It was not surprising that Schönborn became a bishop; he was consecrated in Rome in 1991, and appointed coadjutor of Vienna in 1995 in the shadow of the Groer debacle, succeeding to the see in the same year.
This is where it gets sticky. I think that Schönborn has had the most difficult innings of any Archbishop of Vienna, and quite possibly of any Western European see in the last couple of centuries.* The memory of Cardinal König and the contrasting example of Cardinal Groer served to give extraordinary impetus to the liberal cause in Austria. Schönborn in his pontificate has had to ride the bronco and try to hold together and if possible pacify a church threatening imminent melt-down. In order to do so he has had to be all things to all men; this is a very difficult thing to achieve. My experience is partial, but I have to acknowledge that although you will find him attacked from all sides on the internet (participating in a strange liturgical goings-on here, known to be in the intimate circle of the Pope there), those whom I have met who actually know him acknowledge the greatest respect for him—and these include a (very) liberal parish priest in Vienna and some (very) conservative Religious. And, more to the point, both parties are convinced he is on their side. In fact, I'm sure that the fingers of some readers may already be twitching to identify in the comments box this or that dreadful event at which Schönborn was present. **
Now, this might be duplicity, of course, but it might also be simple aristocratic diplomacy and good nature. It is the nature of the products of posh schools to be at ease in company, to speak to high and low alike with equal affability. And, simply, he seems to be a nice man.

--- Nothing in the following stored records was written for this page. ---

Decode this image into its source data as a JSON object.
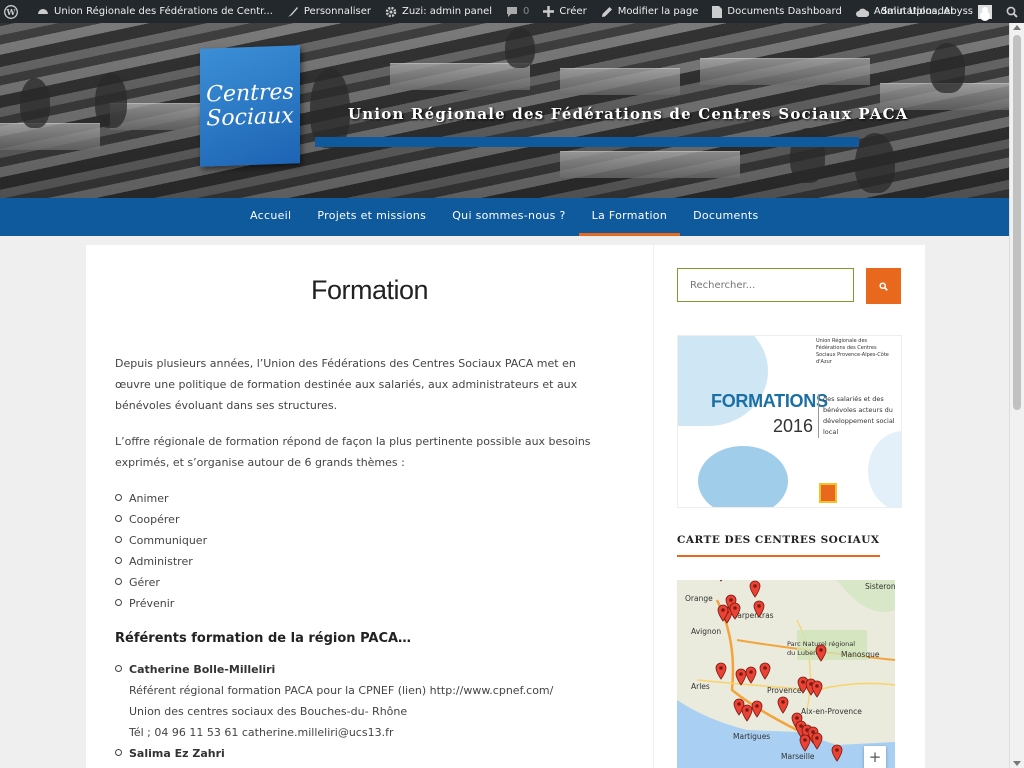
{
  "admin_bar": {
    "items": [
      {
        "name": "site-link",
        "label": "Union Régionale des Fédérations de Centr..."
      },
      {
        "name": "customize-link",
        "label": "Personnaliser"
      },
      {
        "name": "admin-panel-link",
        "label": "Zuzi: admin panel"
      },
      {
        "name": "comments-link",
        "label": "0"
      },
      {
        "name": "new-content-link",
        "label": "Créer"
      },
      {
        "name": "edit-page-link",
        "label": "Modifier la page"
      },
      {
        "name": "documents-dashboard-link",
        "label": "Documents Dashboard"
      },
      {
        "name": "admin-uploader-link",
        "label": "Admin Uploader"
      }
    ],
    "greeting": "Salutations, Abyss"
  },
  "header": {
    "logo_text": "Centres Sociaux",
    "site_title": "Union Régionale des Fédérations de Centres Sociaux PACA"
  },
  "nav": {
    "items": [
      "Accueil",
      "Projets et missions",
      "Qui sommes-nous ?",
      "La Formation",
      "Documents"
    ],
    "active": "La Formation"
  },
  "main": {
    "title": "Formation",
    "intro": "Depuis plusieurs années, l’Union des Fédérations des Centres Sociaux PACA met en œuvre une politique de formation destinée aux salariés, aux administrateurs et aux bénévoles évoluant dans ses structures.",
    "intro2": "L’offre régionale de formation répond de façon la plus pertinente possible aux besoins exprimés, et s’organise autour de 6 grands thèmes :",
    "themes": [
      "Animer",
      "Coopérer",
      "Communiquer",
      "Administrer",
      "Gérer",
      "Prévenir"
    ],
    "referents_heading": "Référents formation de la région PACA…",
    "referents": [
      {
        "name": "Catherine Bolle-Milleliri",
        "line1": "Référent régional formation PACA pour la CPNEF (lien) http://www.cpnef.com/",
        "line2": "Union des centres sociaux des Bouches-du- Rhône",
        "line3": "Tél ; 04 96 11 53 61 catherine.milleliri@ucs13.fr"
      },
      {
        "name": "Salima Ez Zahri"
      }
    ]
  },
  "sidebar": {
    "search_placeholder": "Rechercher...",
    "promo": {
      "org": "Union Régionale des Fédérations des Centres Sociaux Provence-Alpes-Côte d'Azur",
      "big": "FORMATIONS",
      "year": "2016",
      "desc": "des salariés et des bénévoles acteurs du développement social local"
    },
    "map_title": "CARTE DES CENTRES SOCIAUX",
    "map_labels": [
      "Orange",
      "Sisteron",
      "Carpentras",
      "Avignon",
      "Parc Naturel régional du Luberon",
      "Manosque",
      "Arles",
      "Provence",
      "Aix-en-Provence",
      "Martigues",
      "Marseille"
    ]
  },
  "colors": {
    "primary": "#0e5a9c",
    "accent": "#e8691e",
    "admin_bar": "#23282d"
  }
}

He also seems to have some good ideas. Last week I met one of his seminarians; this young man had the highest regard for his Archbishop, who visits the Seminary almost every week, and makes it a kind of home from home. Each year he, personally, takes his seminarians on holiday for a fortnight, and in his company they have had access to remarkable sights and places. In other words, he understands what so many do not, that the relationship that a bishop has with his priests is a vital one, and if this present crisis in the Austrian Church can only be healed by personal charm, well that is better than schism. The Church has used it in the past to great effect (I think of Cardinal Consalvi after the Congress of Vienna) and it might serve well now.
We are all well aware of that group of priests in Austria who want to revolutionize the Church right now. I was interested to read in this week's Tablet that Schönborn seems to have negotiated their demands down to near-moderation. He seems to have made them feel heard and valued and all those other things, and to be well on the way to defusing a potentially highly explosive situation.
Which is all to say that though I have said in the past that what the Church really needs is passionate defenders of the faith, sometimes diplomats have their role, too.
* Well, okay, I suppose that the Archbishop of Paris who was murdered during the communes might have found things more difficult. And many of the Spanish hierarchy in the 1930s. and…………Look, permit me a little artistic licence!
** And there is his puzzling attitude to the business at Medugorje. I can't account for that.